Liposuction surgery has brought a new dimension to body contouring surgery, providing an opportunity for corrections that were not feasible only a few years ago. It is certainly one of the most exciting advancements in cosmetic surgery.
For years, surgeons have been re-injecting fat harvested through liposuction. It has been used as a filler throughout the face and body. Currently this procedure has been highly touted. Our experience has not been nearly as good as is commonly reported. The main problem is that much of the fat that is re-injected atrophies over time. Surgeons who highly recommend the procedure are quick to advise that multiple procedures are often necessary to obtain the desirable result.
Recently there has been considerable interest in re-injecting fat into the buttocks. This is commonly known as the “Brazilian Butt Lift” We have done quite a few of these procedures in patients who are undergoing liposuction. Since the fat would be discarded if we did not re-inject it, we feel the procedure is reasonable so long as patients understand that much if not all of the fat may eventually be absorbed. The initial results are generally quite favorable, but we have not had enough long term follow up to make any reasonable prediction as to how much of the fat will remain.
We have also found fat re-injection to be useful when injected into the back of the hand to rejuvenate aging hands.

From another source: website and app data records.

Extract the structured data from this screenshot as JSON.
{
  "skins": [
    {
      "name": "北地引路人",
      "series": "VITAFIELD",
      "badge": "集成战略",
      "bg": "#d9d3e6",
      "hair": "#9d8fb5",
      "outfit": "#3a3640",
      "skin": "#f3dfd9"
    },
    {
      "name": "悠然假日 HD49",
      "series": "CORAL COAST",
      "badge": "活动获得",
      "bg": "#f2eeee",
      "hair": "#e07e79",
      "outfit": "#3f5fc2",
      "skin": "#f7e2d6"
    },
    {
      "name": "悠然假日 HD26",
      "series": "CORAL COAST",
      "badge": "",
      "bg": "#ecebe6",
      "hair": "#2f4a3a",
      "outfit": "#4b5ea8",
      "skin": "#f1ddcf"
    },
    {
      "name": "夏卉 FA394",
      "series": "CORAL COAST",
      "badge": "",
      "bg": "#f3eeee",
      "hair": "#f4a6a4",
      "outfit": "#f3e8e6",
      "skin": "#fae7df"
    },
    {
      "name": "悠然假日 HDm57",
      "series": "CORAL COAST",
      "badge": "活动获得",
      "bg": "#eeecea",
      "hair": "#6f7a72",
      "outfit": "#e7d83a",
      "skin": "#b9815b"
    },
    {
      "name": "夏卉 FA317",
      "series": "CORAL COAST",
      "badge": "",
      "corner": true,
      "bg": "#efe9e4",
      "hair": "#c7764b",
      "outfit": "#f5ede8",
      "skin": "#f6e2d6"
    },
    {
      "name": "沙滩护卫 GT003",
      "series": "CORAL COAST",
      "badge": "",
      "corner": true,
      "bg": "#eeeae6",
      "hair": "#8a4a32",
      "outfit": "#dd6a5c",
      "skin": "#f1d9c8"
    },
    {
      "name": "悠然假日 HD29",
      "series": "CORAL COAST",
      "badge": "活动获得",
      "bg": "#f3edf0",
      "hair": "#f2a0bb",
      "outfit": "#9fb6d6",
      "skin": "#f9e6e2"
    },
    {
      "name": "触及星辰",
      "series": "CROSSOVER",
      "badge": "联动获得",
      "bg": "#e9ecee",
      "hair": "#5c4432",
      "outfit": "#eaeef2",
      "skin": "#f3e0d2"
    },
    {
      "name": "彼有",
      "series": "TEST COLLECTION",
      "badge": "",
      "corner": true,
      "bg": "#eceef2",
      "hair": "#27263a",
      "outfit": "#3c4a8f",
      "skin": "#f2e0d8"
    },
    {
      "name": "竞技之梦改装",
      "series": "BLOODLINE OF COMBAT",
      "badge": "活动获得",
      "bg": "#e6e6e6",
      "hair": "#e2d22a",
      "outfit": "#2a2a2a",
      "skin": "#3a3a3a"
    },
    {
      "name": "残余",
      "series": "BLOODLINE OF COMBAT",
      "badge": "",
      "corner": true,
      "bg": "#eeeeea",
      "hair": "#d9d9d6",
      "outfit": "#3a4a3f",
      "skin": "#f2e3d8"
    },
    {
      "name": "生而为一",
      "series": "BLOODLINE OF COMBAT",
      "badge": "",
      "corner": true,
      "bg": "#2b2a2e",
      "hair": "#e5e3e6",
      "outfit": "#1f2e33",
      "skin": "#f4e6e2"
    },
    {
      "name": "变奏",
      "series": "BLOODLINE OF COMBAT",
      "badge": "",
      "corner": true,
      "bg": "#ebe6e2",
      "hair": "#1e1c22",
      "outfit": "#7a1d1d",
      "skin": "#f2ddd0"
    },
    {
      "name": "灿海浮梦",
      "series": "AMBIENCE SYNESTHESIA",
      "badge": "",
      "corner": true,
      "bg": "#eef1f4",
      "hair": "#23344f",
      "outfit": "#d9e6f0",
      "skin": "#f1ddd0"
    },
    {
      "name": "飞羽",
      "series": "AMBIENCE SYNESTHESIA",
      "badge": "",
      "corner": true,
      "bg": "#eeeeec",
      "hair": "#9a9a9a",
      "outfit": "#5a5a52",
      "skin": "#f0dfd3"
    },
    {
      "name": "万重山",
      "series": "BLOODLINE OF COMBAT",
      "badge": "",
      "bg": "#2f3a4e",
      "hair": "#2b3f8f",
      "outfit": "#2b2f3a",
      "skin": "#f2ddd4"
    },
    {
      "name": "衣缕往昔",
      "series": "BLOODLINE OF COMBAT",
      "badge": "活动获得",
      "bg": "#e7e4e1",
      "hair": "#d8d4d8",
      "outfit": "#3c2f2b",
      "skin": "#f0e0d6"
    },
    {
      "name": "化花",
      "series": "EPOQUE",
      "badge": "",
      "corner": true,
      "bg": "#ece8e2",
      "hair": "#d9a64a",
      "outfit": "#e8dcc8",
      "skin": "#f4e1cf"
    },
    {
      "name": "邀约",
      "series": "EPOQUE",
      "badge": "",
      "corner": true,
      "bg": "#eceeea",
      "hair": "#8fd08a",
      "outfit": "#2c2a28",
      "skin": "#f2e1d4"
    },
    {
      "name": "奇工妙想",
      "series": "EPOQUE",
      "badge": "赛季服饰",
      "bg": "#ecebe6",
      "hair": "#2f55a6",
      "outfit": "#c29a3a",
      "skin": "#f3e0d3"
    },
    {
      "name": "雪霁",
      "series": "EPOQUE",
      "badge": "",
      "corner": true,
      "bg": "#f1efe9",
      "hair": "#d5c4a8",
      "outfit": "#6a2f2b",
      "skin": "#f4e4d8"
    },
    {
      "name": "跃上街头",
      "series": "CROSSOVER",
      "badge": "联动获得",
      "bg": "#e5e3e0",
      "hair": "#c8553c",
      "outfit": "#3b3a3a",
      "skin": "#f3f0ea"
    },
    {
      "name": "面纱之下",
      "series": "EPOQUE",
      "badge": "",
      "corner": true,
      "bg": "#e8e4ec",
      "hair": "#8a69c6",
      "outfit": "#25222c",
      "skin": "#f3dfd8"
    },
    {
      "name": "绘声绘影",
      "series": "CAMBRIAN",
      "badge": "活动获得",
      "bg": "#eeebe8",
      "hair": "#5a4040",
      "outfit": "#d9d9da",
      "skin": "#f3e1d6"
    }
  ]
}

* For additional information on liposuction surgery reprints of articles on tumescent liposuction surgery written by Dr. Tobin are available.